Jamadi was interrogated there for nearly an hour and a half. Eyewitnesses interviewed by CIA investigators say Jamadi was seated and stripped, and cold water was poured over him. A Navy SEAL said at one point, the interrogator leaned into a pressure point on Jamadi's chest with his foreman.
Jamadi was then moved to Abu Ghraib for further interrogation. At the prison, MPs stretched Jamadi's arms directly behind him and shackled his wrists to window bars. If the arms bear the full weight of the body, the position can be extremely painful. But MPs later told CIA investigators that Jamadi had been given enough slack to kneel or stand.
During this new round of questioning by CIA agents, Jamadi slumped forward, with his weight on his shackled wrists. MPs, while trying to reposition Jamadi, discovered he was dead. His death occurred within five-and-a-half hours of his capture.
Death Ruled a 'Homicide'
Nearly two years later, the CIA is still investigating Jamadi's death. A military autopsy labeled his death a homicide, due to "blunt force trauma to the torso complicated by compromised respiration."
Autopsy photos show lacerations and multiple bruises on Jamadi's feet, thighs and arms. His most significant injuries — five broken ribs — are not visible in the photos. There were no bruises in that area, leading military medical examiners to say that the fractures were probably caused by a slow, deliberate application of force, such as someone kneeling on his chest.

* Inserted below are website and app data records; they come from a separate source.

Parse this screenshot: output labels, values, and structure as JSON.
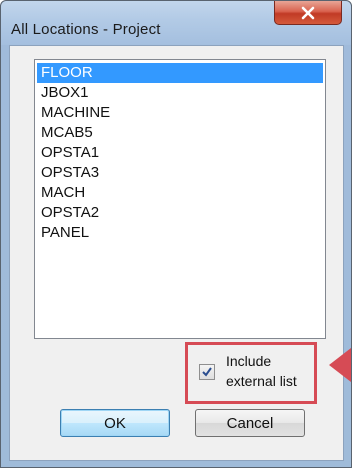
{
  "window": {
    "title": "All Locations - Project",
    "close_icon": "close-x-icon"
  },
  "locations": {
    "items": [
      {
        "label": "FLOOR",
        "selected": true
      },
      {
        "label": "JBOX1",
        "selected": false
      },
      {
        "label": "MACHINE",
        "selected": false
      },
      {
        "label": "MCAB5",
        "selected": false
      },
      {
        "label": "OPSTA1",
        "selected": false
      },
      {
        "label": "OPSTA3",
        "selected": false
      },
      {
        "label": "MACH",
        "selected": false
      },
      {
        "label": "OPSTA2",
        "selected": false
      },
      {
        "label": "PANEL",
        "selected": false
      }
    ]
  },
  "include_external": {
    "label_line1": "Include",
    "label_line2": "external list",
    "checked": true,
    "highlight_color": "#d64b55"
  },
  "buttons": {
    "ok_label": "OK",
    "cancel_label": "Cancel"
  },
  "colors": {
    "selection": "#3399ff",
    "close_button": "#c13a25"
  }
}
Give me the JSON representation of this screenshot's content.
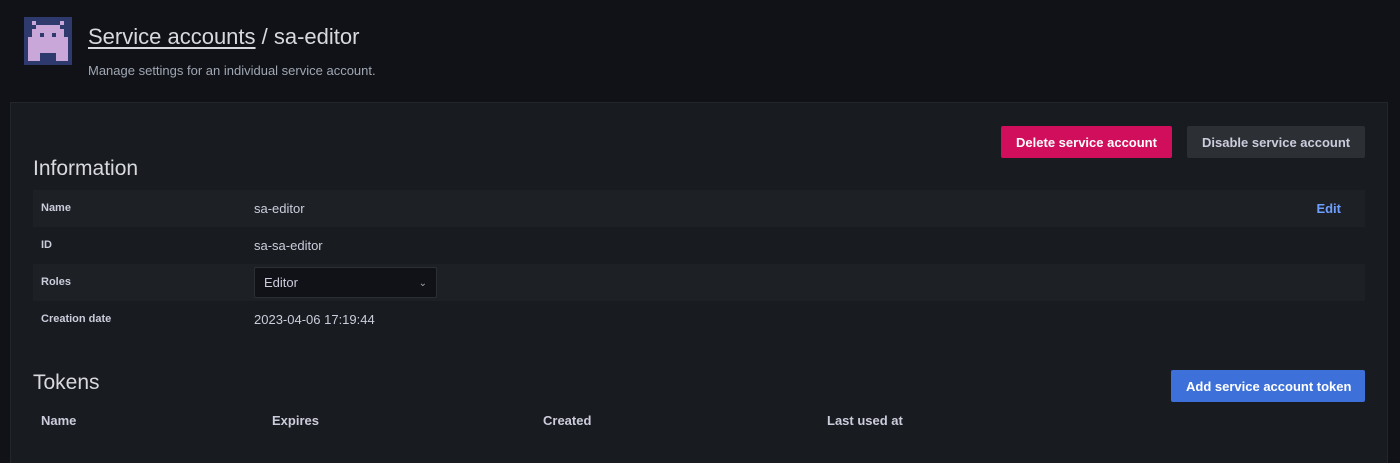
{
  "header": {
    "breadcrumb_link": "Service accounts",
    "separator": " / ",
    "current": "sa-editor",
    "subtitle": "Manage settings for an individual service account.",
    "avatar_icon": "identicon-avatar"
  },
  "actions": {
    "delete_label": "Delete service account",
    "disable_label": "Disable service account"
  },
  "information": {
    "title": "Information",
    "rows": [
      {
        "label": "Name",
        "value": "sa-editor",
        "action": "Edit"
      },
      {
        "label": "ID",
        "value": "sa-sa-editor"
      },
      {
        "label": "Roles",
        "value": "Editor"
      },
      {
        "label": "Creation date",
        "value": "2023-04-06 17:19:44"
      }
    ]
  },
  "tokens": {
    "title": "Tokens",
    "add_label": "Add service account token",
    "columns": [
      "Name",
      "Expires",
      "Created",
      "Last used at"
    ]
  },
  "colors": {
    "danger": "#d10e5c",
    "primary": "#3d71d9",
    "link": "#6e9fff",
    "background": "#111217",
    "panel": "#181b1f"
  }
}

NPR consulted Dr. Edmund Donoghue, chief medical examiner of Cook County, Ill., and president of the American Academy of Forensic Scientists, on the military's autopsy report. Donoghue agreed with its findings.
How Jamadi was shackled "makes it very difficult to breathe because you are suspended in a very awkward position," Donoghue told NPR. "When you combine it with having the hood over your head and having broken ribs, it's fairly clear that this death was caused by asphyxia because he couldn't breathe properly," said Donoghue.
It remains unclear at what point Jamadi's ribs were broken.
Military officials who investigated the Abu Ghraib scandal made it clear that at the time of Jamadi's interrogation, the CIA was playing outside the rules.
A 2004 report by Major General George Fay concluded: "CIA detention and interrogation practices led to a loss of accountability, abuse, reduced interagency cooperation, and an unhealthy mystique that further poisoned the atmosphere at Abu Ghraib."
The SEALs denied hitting Jamadi with enough force during his capture and transport to cause any lethal injury. The leader of the SEAL platoon, Lt. Andrew Ledford, was acquitted on charges of dereliction of duty for allowing his men to beat Jamadi. Careers were wrecked but no one was convicted of a crime. No action has been taken by the CIA.
Human rights groups and some members of Congress have expressed frustration with the slow pace of the CIA's response in this and other cases of alleged detainee abuse by the agency. In an Army trial scheduled for December, the CIA will again be under scrutiny for its role in the death of an Iraqi general, who was stuffed into a sleeping bag and died, according to an autopsy, of asphyxia due to smothering and chest compression.